Proof of Life, An Exploration in Gluttony
I decided to join in on Katy’s competition involving the Seven Deadly Sins, or as we Buddhists prefer to call them: the seven human hindrances. Check out this link to find out all about it.
The basic scoop is that anyone can enter a 0-600 word submission about the sin/hindrance/flavor Katy selects. I always find the 0-word submissions the easiest to write; 600 word essays aren’t so easy for me because I tend to get windy (in more ways than one these days). A panel of judges will narrow down the submissions to their top five (5) picks; then Katy will post the five for the general blogging community to vote. It’s kind of like the Republican Primary only way more interesting. And just like the GOP Primaries, you’ll have to stay tuned to know when the next debate or vote is coming up. By the end of this process, though, I bet you won’t be nearly as sick and tired of the process or disappointed with the outcome.
The first of the sins/hindrances is Gluttony. Here’s my submission for your reading
Proof of Life
Her problem was that she felt empty and everyone around her seemed full. She wanted to be filled with what everyone else had—the stuff that made them real, solid, visible. If she didn’t find a way to become solid, she was convinced she would evaporate into thin air.
And so she began collecting the evidence that would, when examined by anyone who cared to notice—and everyone would certainly notice her once she was done—provide proof of life. Her life. Her full life.
She began by collecting personalities.

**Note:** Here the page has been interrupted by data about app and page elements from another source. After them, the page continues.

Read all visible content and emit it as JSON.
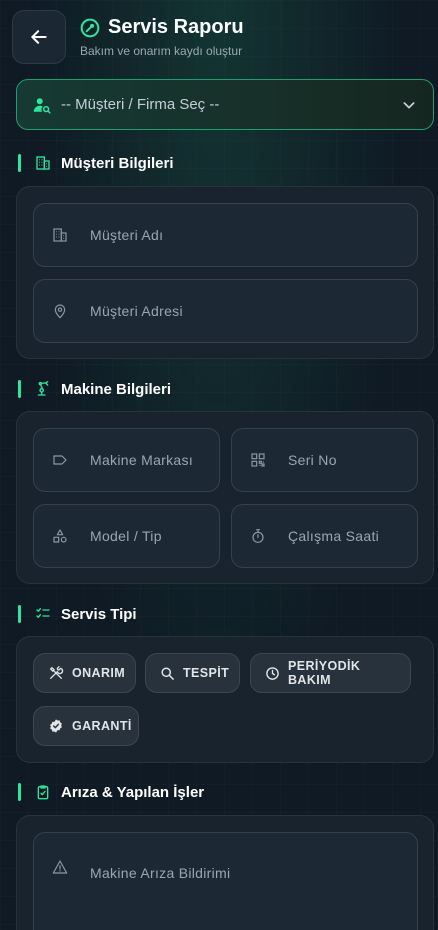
{
  "header": {
    "title": "Servis Raporu",
    "subtitle": "Bakım ve onarım kaydı oluştur"
  },
  "customer_select": {
    "placeholder": "-- Müşteri / Firma Seç --"
  },
  "sections": {
    "customer": {
      "title": "Müşteri Bilgileri",
      "fields": {
        "name": "Müşteri Adı",
        "address": "Müşteri Adresi"
      }
    },
    "machine": {
      "title": "Makine Bilgileri",
      "fields": {
        "brand": "Makine Markası",
        "serial": "Seri No",
        "model": "Model / Tip",
        "hours": "Çalışma Saati"
      }
    },
    "service_type": {
      "title": "Servis Tipi",
      "options": [
        "ONARIM",
        "TESPİT",
        "PERİYODİK BAKIM",
        "GARANTİ"
      ]
    },
    "fault": {
      "title": "Arıza & Yapılan İşler",
      "fields": {
        "report": "Makine Arıza Bildirimi"
      }
    }
  },
  "colors": {
    "accent": "#2ee59d",
    "background": "#0f1a24",
    "card": "#18232e"
  }
}
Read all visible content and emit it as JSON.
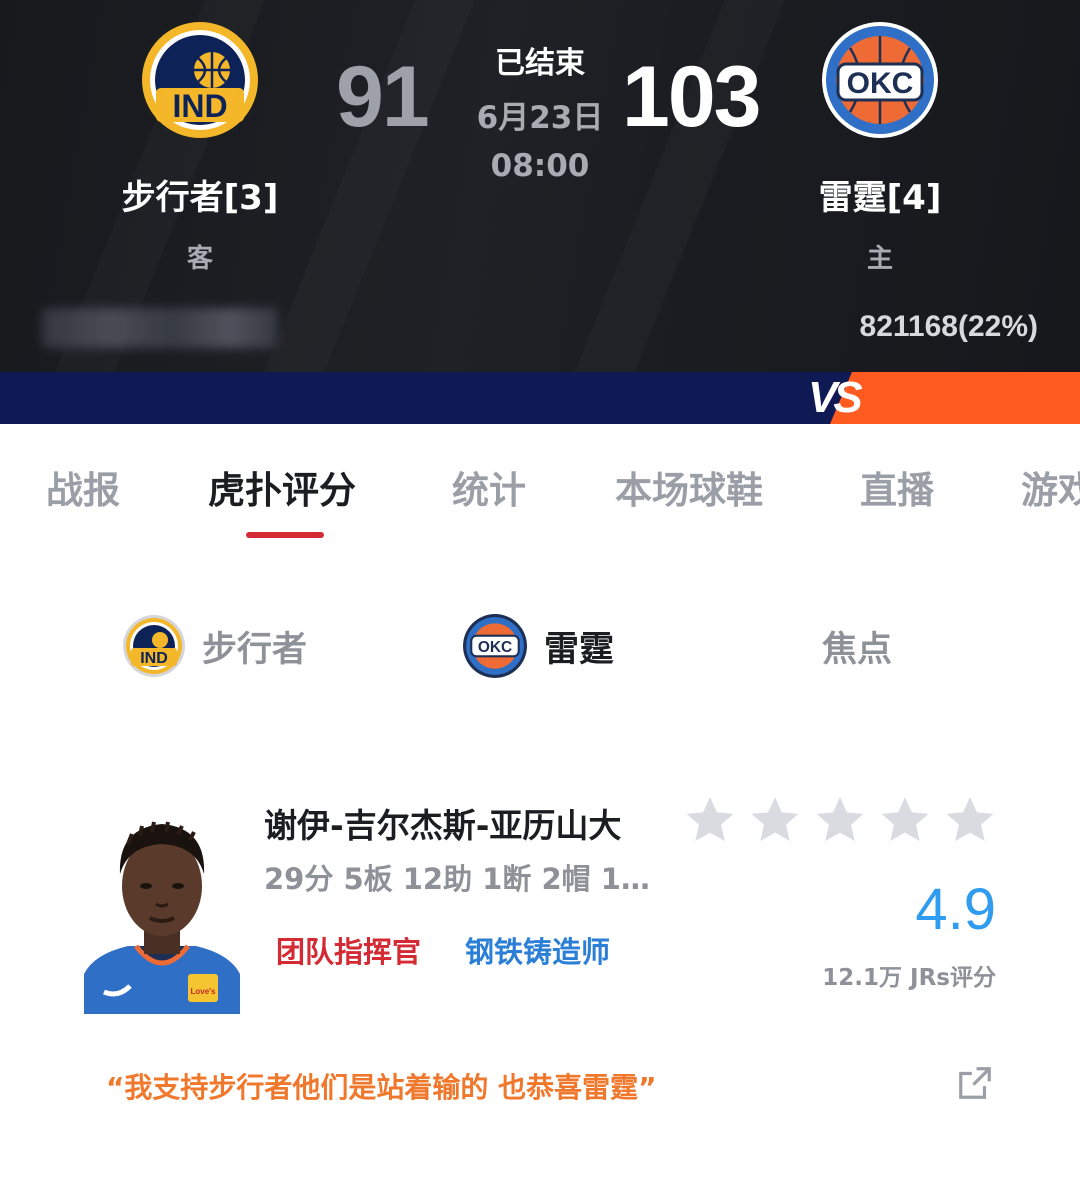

For every occasion, she had the perfect persona to fit in. None of them fit her, but that didn’t matter. What mattered is what those around her thought. Sex-pot, naïve little girl, perfectionist, klutz, intellectual star, joker, and compassionate helper: she was all of these people. Her closet was full of costumes for any situation. But she felt like a mannequin—the costumes were what people responded to, not her.
Still feeling empty, she began hoarding comfort. Solace, she found, came in a wide variety of packages. At first, she tried food and filled her mouth and belly with an odd assortment of indulgences. She chewed Double Bubble bubble gum only until the sugar was gone then inserted another piece. Her collection of tiny cartoon wrappers was a marvel to see. Wintergreen mints that were pink—she named them “Pink Things”—were another of her favorite splurges. She could effortlessly consume a bag a day. A large box of Fiddle Faddle was, to her, a single-serving size.
The comfort of sugar was, she found, short-lived, except around the belly. She abandoned sweets for alcohol, which could also be sweet both in taste and consequence. Alcohol was very comforting, indeed. She found herself wrapped in the warm and woozy world that one drink could never evoke, but many drinks always did. In that world where her blood was full of alcohol and her brain was empty of memory or inhibition, she could animate the mannequin in the costume and she felt full. Until the next day. But there was always another bottle of alcohol to unlock the key to that world, so she collected bottles of alcohol and emptied them along with herself.
The attention of men was another source of comfort for her. When she wanted, she could be sexy; but she rarely wanted to be sexy. Alcohol made her feel sexy, so alcohol had the added benefit of helping her to collect men. She wasn’t a slut or indiscriminate when drunk, but she was more willing to make love to her boyfriend or to the nice guy she met at the bar. She always made love; she never just had sex. Collecting trophies didn’t make her comfortable. Collecting men who adored her did.
Like lying on a hammock, things that are comfortable when young and supple start to hurt as age takes its toll. While she was busy collecting personalities and things to make her comfortable in a skin that she never felt she occupied, she began to ache. Her life of hoarding, of gluttony, had not fulfilled her. She felt more vacant, more vaporous, than when she began this quest. Something had to change. But what?
She felt no inner resources upon which to draw—there was nothing inside her empty shell. Yet she built a whole life around it. How did she do that?
Perhaps there was something inside of her all along. Perhaps her emptiness was perfect and she was blinded by the fallacy of fullness.
My question to you is this: who do you “she” is? As the series evolves, “she” will be the main character facing each sin/hindrance. At the end, if you haven’t guessed, I’ll reveal her identity (whether she wants me to or not)…
Go to Katy’s blog to read other amazing Gluttony submissions. (Well, that kind of assumed you thought my submission was “amazing.” A bit presumptuous on my part, me thinks.)